(SUPPLIED MATERIAL Opens)
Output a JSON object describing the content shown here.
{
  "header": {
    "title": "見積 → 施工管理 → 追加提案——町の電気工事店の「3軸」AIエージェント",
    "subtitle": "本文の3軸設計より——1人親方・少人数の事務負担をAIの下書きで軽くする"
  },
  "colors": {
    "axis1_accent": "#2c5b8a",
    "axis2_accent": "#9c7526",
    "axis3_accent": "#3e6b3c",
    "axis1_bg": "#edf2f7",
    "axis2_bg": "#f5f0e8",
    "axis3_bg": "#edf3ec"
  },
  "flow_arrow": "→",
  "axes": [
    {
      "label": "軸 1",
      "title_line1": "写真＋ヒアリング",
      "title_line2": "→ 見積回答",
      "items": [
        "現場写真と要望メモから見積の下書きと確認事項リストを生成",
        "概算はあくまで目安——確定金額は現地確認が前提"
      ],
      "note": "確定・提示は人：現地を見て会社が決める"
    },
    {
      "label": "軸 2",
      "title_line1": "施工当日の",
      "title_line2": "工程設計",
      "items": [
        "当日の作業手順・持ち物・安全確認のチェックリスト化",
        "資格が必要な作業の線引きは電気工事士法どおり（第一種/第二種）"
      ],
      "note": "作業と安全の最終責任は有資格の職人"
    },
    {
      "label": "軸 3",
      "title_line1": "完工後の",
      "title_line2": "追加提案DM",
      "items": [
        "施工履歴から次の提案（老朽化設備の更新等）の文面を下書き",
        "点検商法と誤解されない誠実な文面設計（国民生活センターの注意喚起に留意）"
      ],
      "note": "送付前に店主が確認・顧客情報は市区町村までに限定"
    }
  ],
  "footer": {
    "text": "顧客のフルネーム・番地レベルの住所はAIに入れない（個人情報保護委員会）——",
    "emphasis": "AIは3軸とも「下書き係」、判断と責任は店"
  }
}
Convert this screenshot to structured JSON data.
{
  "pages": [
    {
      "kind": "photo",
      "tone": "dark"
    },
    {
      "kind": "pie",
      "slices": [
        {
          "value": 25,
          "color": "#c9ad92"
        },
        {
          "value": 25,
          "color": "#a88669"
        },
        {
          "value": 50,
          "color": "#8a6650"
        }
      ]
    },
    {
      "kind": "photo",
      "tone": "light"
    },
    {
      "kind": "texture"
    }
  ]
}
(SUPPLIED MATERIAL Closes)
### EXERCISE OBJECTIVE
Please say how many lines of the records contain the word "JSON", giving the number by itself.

### THE COMPLETED TASK
2